Funding Growth with Existing Assets

Posted on May 1, 2013 by

Whether you need to replace deteriorating machinery to increase productivity or expand, as a business owner, you have a number of financial options open to you.  The important thing is to understand which is better for your business. Asset finance is good for some situations, but some companies struggle to pay off any finance they used to purchase the equipment first time around so think carefully before deciding.

assetfinance

Re-financing equipment or other assets is more than acceptable if you want to fund growth and it can often be a cost efficient way to access liquid funds, although history has shown that asset finance is more popular among companies who are struggling because of cash flow problems.

So what is Asset Finance?

Asset finance is basically using credit or leasing your facilities to fund the purchase of items or assets that will support your business.  Some common examples of these assets include:

  • Cars and commercial vehicles such as loaders and forklifts
  • Heavy plant machinery
  • Tractors and other agricultural vehicles
  • Transport busses and coaches
  • Diggers and other construction vehicles
  • Marine and aviation equipment
  • I.T hardware

What types of asset finance are available?

Hire and lease purchasing

This is the most popular option available to you. Following completion of an agreement (stipulating monthly payments typically), your business owns the asset. Typically, payment terms last between 12 and 60 months and a separate deposit (plus VAT) is payable before the commencement of the agreement.

Finance Lease

Finance leasing is quite similar to hire and lease purchasing, but through it, you only hire out the asset instead of buying it. Unlike hire purchasing, the VAT on finance leases is spread across the rental payments, making it easier to budget.

Contract Hire

Instead of letting costs spiral, you can fix your monthly fees to run a car or van fleet. Contract hiring covers everything except fuel and insurance throughout the length of hire.

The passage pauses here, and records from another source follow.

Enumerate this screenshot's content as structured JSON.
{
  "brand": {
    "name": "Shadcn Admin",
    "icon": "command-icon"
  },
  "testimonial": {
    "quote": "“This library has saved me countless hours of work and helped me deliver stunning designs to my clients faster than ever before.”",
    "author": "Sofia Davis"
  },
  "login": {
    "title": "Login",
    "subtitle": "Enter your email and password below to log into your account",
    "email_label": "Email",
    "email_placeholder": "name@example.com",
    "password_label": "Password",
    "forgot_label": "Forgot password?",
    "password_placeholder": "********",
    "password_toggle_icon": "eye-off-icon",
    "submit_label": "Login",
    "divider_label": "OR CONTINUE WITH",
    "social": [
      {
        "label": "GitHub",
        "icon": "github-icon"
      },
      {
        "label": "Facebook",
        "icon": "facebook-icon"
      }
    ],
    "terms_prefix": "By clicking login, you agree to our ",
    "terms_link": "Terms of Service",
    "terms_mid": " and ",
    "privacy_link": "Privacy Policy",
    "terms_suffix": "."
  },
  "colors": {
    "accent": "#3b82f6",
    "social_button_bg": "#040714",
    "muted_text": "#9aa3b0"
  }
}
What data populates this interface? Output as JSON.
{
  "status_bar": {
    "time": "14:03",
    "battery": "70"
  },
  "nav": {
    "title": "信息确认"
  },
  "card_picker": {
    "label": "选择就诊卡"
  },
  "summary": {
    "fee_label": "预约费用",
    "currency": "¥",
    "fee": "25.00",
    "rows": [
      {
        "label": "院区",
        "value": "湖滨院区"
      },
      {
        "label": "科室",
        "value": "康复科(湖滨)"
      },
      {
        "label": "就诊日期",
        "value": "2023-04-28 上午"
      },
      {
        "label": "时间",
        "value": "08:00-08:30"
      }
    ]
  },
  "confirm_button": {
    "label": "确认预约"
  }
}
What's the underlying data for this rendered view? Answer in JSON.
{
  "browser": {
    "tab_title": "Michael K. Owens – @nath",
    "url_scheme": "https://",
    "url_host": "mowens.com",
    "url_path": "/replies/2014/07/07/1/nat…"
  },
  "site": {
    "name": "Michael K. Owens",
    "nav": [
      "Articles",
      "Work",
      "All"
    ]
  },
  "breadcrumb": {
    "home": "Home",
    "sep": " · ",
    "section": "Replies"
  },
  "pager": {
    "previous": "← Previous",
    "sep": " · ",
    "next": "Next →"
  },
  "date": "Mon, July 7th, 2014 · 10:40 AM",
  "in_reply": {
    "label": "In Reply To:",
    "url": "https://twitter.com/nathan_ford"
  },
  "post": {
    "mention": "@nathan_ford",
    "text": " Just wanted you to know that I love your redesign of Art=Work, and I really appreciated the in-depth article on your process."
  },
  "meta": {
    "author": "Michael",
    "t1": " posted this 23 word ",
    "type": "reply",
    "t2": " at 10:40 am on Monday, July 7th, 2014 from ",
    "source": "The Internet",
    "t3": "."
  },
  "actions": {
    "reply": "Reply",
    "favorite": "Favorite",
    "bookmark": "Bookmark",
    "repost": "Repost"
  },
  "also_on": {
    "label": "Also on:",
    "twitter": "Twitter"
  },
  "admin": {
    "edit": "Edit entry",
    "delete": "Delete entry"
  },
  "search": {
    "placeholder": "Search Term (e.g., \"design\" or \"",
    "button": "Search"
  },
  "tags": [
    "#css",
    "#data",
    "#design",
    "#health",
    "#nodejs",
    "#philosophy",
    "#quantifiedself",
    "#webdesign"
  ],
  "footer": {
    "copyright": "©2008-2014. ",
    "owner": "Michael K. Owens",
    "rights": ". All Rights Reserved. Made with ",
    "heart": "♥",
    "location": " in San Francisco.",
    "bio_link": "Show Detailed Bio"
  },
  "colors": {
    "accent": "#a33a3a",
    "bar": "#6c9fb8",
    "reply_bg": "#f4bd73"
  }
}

The forms of asset finance above are all familiar to many of us who have similar agreements in our personal life, but asset finance is often something entirely different when it comes to accessing capital for businesses. The following are less known ways to raise liquid funds.

Refinance / Equity Release

A great way to free up capital is by refinancing existing assets. In turn, you can acquire new assets and support your business. This method is often dubbed a “sale and HP back” and operates in a very similar way to hire purchasing, as the repayments are agreed across a fixed period.

So, what are the benefits of asset financing in comparison to the more traditional route of bank loans?

If you decide to borrow money from your bank, you will impact on the amount of credit you can obtain and lower your available finance in the future. Furthermore, bank loans may require additional security such as charges over freehold property. Also, your facilities are being risked if you default on your payments. On the other hand, asset financing is separate to a loan and not repayable on demand unlike a bank loan that is recallable at any time in certain circumstances.

How easy is it to get asset financing?

With the economic downturn in full swing, potential lenders are exercising more caution than ever. However, professional intermediaries are available, offering assistance in securing asset finance.

Typically, lenders will gauge the security or asset value and assess its likely depreciation over the expected refinancing period. They then determine if you are able to meet the agreed repayments. To avoid getting tied in to agreement you can’t maintain, here are a list of questions to help you secure manageable asset funding-

  • Are the repayments serviceable? Are projections of realistic sales figures influencing your decisions or are you counting on an increase in investment?
  • Will the asset maintain its value over time? If this isn’t likely, a lender will typically require additional security such as a charge or a written guarantee.
  • Will the asset provide an additional flow of income? For example, will this new machine let you manufacture goods you were unable to previously?
  • Do you own any other assets that you are able to refinance if necessary?

Lending in the market place

Due to the aforementioned economic downturn, asset financing has dropped drastically over the last several years. Looking forward however, as the economy picks up, businesses will need to make more investments to grow. There still appears to be still lenders willing to funding growth and any security increases the chances of finding suitable finance.

Choosing a Financial Intermediary

Many financial intermediaries have specialist knowledge of the market and can acquire what you need extremely quickly. If you don’t fancy going through your bank or simply want to weigh up your options, intermediaries make a great alterative.

Peter Hayman is a financial intermediary who has sourced asset finance for many SMEs and larger enterprises in England and Wales. He currently uses maxxia.co.uk for his clients.